SOURCE MATERIAL: Begin
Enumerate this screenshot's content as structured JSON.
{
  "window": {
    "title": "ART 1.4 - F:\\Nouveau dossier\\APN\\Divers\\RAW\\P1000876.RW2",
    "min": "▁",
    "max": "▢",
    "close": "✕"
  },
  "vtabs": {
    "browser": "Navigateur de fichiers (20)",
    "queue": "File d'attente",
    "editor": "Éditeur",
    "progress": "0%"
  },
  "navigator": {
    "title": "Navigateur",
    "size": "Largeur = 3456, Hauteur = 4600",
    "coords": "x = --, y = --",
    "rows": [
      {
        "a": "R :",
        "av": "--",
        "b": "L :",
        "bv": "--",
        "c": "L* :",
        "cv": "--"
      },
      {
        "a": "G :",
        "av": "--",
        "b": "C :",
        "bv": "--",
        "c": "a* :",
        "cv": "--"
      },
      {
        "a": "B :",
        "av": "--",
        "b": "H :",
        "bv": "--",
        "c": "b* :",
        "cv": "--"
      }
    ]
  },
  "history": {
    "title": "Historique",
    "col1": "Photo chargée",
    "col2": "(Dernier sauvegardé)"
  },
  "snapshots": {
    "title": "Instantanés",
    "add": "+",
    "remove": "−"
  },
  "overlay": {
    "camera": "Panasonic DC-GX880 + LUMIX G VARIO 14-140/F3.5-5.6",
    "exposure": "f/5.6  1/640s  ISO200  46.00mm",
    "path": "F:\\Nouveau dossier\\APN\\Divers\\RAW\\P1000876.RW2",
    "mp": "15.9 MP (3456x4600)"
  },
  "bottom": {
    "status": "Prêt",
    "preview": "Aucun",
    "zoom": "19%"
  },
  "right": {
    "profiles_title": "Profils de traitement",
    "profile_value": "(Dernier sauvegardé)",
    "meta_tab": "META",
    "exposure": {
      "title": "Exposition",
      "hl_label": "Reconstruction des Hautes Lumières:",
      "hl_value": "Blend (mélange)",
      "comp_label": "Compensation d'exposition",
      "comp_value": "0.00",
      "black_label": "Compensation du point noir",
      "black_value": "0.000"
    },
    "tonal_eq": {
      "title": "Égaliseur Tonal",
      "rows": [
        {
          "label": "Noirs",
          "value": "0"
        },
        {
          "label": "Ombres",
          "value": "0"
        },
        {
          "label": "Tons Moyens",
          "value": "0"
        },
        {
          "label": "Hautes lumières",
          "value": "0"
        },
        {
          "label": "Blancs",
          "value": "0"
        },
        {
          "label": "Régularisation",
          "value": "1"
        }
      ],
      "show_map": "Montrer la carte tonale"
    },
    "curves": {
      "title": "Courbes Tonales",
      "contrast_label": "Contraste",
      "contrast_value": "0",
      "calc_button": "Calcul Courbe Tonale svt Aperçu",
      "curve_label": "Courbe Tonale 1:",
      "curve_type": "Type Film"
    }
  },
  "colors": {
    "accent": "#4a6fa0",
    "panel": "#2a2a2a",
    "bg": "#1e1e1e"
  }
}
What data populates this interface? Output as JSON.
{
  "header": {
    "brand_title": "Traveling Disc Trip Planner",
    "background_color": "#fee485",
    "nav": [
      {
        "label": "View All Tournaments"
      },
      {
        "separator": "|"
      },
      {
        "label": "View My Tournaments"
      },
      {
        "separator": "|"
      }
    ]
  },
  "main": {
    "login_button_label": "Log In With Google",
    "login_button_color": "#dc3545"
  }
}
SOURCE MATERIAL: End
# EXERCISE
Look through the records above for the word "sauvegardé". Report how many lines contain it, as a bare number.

# TASK OUTPUT
2